**RAW DATA**:
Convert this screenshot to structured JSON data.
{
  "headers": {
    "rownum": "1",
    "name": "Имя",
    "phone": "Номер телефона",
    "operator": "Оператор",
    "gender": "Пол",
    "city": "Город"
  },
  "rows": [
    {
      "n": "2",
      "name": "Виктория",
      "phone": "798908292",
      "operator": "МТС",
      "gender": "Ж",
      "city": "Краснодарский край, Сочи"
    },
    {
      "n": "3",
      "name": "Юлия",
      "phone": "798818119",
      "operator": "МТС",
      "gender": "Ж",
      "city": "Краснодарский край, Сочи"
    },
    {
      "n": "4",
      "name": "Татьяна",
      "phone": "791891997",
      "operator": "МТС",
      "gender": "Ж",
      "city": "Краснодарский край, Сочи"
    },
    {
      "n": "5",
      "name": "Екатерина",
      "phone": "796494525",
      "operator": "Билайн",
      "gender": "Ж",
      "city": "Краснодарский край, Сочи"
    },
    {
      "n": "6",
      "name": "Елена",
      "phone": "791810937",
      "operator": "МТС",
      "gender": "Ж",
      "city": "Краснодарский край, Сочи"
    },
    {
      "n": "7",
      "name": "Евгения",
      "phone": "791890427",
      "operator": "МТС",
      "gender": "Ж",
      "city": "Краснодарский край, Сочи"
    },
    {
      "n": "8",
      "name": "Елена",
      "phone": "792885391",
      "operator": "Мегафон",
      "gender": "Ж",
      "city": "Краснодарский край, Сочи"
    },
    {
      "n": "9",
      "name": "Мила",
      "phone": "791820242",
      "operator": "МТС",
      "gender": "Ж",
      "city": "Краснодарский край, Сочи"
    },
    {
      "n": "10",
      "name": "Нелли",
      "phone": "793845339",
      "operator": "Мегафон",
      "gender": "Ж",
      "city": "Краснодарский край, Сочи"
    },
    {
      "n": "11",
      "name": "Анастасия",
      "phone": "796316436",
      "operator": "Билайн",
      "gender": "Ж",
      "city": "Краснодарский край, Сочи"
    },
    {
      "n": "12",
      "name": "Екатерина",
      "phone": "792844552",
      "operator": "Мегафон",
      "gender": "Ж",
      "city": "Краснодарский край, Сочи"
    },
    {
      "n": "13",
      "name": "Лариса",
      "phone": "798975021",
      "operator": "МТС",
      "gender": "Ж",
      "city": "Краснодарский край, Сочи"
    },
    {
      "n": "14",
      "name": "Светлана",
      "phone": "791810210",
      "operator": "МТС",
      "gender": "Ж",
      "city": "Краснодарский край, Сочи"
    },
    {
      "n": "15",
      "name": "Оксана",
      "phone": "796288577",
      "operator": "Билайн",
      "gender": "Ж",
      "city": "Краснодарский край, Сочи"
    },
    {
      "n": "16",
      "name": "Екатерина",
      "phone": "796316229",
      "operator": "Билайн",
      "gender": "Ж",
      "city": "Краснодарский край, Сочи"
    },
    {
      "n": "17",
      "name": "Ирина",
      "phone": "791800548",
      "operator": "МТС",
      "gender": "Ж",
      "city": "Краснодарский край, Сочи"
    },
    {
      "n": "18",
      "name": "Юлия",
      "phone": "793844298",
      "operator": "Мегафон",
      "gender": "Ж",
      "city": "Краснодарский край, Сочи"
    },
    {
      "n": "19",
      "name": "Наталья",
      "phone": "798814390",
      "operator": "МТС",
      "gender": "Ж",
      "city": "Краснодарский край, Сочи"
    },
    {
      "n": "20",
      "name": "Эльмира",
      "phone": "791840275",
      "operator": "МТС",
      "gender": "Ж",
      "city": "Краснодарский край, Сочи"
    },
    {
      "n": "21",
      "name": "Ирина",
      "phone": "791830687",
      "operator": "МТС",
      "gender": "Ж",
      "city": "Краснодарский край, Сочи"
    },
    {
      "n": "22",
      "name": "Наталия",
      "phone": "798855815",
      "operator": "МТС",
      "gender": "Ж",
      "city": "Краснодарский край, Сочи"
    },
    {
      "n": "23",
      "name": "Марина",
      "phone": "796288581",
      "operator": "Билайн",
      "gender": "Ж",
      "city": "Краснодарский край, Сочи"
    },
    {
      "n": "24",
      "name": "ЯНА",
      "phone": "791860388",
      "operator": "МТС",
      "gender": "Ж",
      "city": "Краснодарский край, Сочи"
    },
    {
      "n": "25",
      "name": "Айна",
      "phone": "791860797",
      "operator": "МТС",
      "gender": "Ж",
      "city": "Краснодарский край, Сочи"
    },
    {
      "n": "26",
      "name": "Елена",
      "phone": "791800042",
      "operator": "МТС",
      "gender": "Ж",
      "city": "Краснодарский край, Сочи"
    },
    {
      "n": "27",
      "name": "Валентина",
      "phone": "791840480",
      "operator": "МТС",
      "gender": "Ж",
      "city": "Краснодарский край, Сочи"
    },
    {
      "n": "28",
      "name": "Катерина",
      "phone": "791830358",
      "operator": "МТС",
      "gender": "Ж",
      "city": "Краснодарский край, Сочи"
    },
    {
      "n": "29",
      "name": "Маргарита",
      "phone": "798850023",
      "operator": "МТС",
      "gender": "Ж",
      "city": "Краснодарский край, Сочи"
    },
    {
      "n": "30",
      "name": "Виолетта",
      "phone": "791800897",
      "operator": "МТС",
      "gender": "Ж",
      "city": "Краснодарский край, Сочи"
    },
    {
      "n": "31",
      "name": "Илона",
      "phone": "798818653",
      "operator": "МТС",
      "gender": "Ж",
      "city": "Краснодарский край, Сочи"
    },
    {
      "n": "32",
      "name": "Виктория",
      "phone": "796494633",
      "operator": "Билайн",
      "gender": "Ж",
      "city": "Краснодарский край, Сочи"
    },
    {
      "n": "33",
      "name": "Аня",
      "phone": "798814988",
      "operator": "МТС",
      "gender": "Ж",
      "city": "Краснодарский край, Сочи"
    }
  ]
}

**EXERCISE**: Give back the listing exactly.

**ANSWER SPACE**:
Convert this screenshot to structured JSON data.
{
  "headers": {
    "rownum": "1",
    "name": "Имя",
    "phone": "Номер телефона",
    "operator": "Оператор",
    "gender": "Пол",
    "city": "Город"
  },
  "rows": [
    {
      "n": "2",
      "name": "Виктория",
      "phone": "798908292",
      "operator": "МТС",
      "gender": "Ж",
      "city": "Краснодарский край, Сочи"
    },
    {
      "n": "3",
      "name": "Юлия",
      "phone": "798818119",
      "operator": "МТС",
      "gender": "Ж",
      "city": "Краснодарский край, Сочи"
    },
    {
      "n": "4",
      "name": "Татьяна",
      "phone": "791891997",
      "operator": "МТС",
      "gender": "Ж",
      "city": "Краснодарский край, Сочи"
    },
    {
      "n": "5",
      "name": "Екатерина",
      "phone": "796494525",
      "operator": "Билайн",
      "gender": "Ж",
      "city": "Краснодарский край, Сочи"
    },
    {
      "n": "6",
      "name": "Елена",
      "phone": "791810937",
      "operator": "МТС",
      "gender": "Ж",
      "city": "Краснодарский край, Сочи"
    },
    {
      "n": "7",
      "name": "Евгения",
      "phone": "791890427",
      "operator": "МТС",
      "gender": "Ж",
      "city": "Краснодарский край, Сочи"
    },
    {
      "n": "8",
      "name": "Елена",
      "phone": "792885391",
      "operator": "Мегафон",
      "gender": "Ж",
      "city": "Краснодарский край, Сочи"
    },
    {
      "n": "9",
      "name": "Мила",
      "phone": "791820242",
      "operator": "МТС",
      "gender": "Ж",
      "city": "Краснодарский край, Сочи"
    },
    {
      "n": "10",
      "name": "Нелли",
      "phone": "793845339",
      "operator": "Мегафон",
      "gender": "Ж",
      "city": "Краснодарский край, Сочи"
    },
    {
      "n": "11",
      "name": "Анастасия",
      "phone": "796316436",
      "operator": "Билайн",
      "gender": "Ж",
      "city": "Краснодарский край, Сочи"
    },
    {
      "n": "12",
      "name": "Екатерина",
      "phone": "792844552",
      "operator": "Мегафон",
      "gender": "Ж",
      "city": "Краснодарский край, Сочи"
    },
    {
      "n": "13",
      "name": "Лариса",
      "phone": "798975021",
      "operator": "МТС",
      "gender": "Ж",
      "city": "Краснодарский край, Сочи"
    },
    {
      "n": "14",
      "name": "Светлана",
      "phone": "791810210",
      "operator": "МТС",
      "gender": "Ж",
      "city": "Краснодарский край, Сочи"
    },
    {
      "n": "15",
      "name": "Оксана",
      "phone": "796288577",
      "operator": "Билайн",
      "gender": "Ж",
      "city": "Краснодарский край, Сочи"
    },
    {
      "n": "16",
      "name": "Екатерина",
      "phone": "796316229",
      "operator": "Билайн",
      "gender": "Ж",
      "city": "Краснодарский край, Сочи"
    },
    {
      "n": "17",
      "name": "Ирина",
      "phone": "791800548",
      "operator": "МТС",
      "gender": "Ж",
      "city": "Краснодарский край, Сочи"
    },
    {
      "n": "18",
      "name": "Юлия",
      "phone": "793844298",
      "operator": "Мегафон",
      "gender": "Ж",
      "city": "Краснодарский край, Сочи"
    },
    {
      "n": "19",
      "name": "Наталья",
      "phone": "798814390",
      "operator": "МТС",
      "gender": "Ж",
      "city": "Краснодарский край, Сочи"
    },
    {
      "n": "20",
      "name": "Эльмира",
      "phone": "791840275",
      "operator": "МТС",
      "gender": "Ж",
      "city": "Краснодарский край, Сочи"
    },
    {
      "n": "21",
      "name": "Ирина",
      "phone": "791830687",
      "operator": "МТС",
      "gender": "Ж",
      "city": "Краснодарский край, Сочи"
    },
    {
      "n": "22",
      "name": "Наталия",
      "phone": "798855815",
      "operator": "МТС",
      "gender": "Ж",
      "city": "Краснодарский край, Сочи"
    },
    {
      "n": "23",
      "name": "Марина",
      "phone": "796288581",
      "operator": "Билайн",
      "gender": "Ж",
      "city": "Краснодарский край, Сочи"
    },
    {
      "n": "24",
      "name": "ЯНА",
      "phone": "791860388",
      "operator": "МТС",
      "gender": "Ж",
      "city": "Краснодарский край, Сочи"
    },
    {
      "n": "25",
      "name": "Айна",
      "phone": "791860797",
      "operator": "МТС",
      "gender": "Ж",
      "city": "Краснодарский край, Сочи"
    },
    {
      "n": "26",
      "name": "Елена",
      "phone": "791800042",
      "operator": "МТС",
      "gender": "Ж",
      "city": "Краснодарский край, Сочи"
    },
    {
      "n": "27",
      "name": "Валентина",
      "phone": "791840480",
      "operator": "МТС",
      "gender": "Ж",
      "city": "Краснодарский край, Сочи"
    },
    {
      "n": "28",
      "name": "Катерина",
      "phone": "791830358",
      "operator": "МТС",
      "gender": "Ж",
      "city": "Краснодарский край, Сочи"
    },
    {
      "n": "29",
      "name": "Маргарита",
      "phone": "798850023",
      "operator": "МТС",
      "gender": "Ж",
      "city": "Краснодарский край, Сочи"
    },
    {
      "n": "30",
      "name": "Виолетта",
      "phone": "791800897",
      "operator": "МТС",
      "gender": "Ж",
      "city": "Краснодарский край, Сочи"
    },
    {
      "n": "31",
      "name": "Илона",
      "phone": "798818653",
      "operator": "МТС",
      "gender": "Ж",
      "city": "Краснодарский край, Сочи"
    },
    {
      "n": "32",
      "name": "Виктория",
      "phone": "796494633",
      "operator": "Билайн",
      "gender": "Ж",
      "city": "Краснодарский край, Сочи"
    },
    {
      "n": "33",
      "name": "Аня",
      "phone": "798814988",
      "operator": "МТС",
      "gender": "Ж",
      "city": "Краснодарский край, Сочи"
    }
  ]
}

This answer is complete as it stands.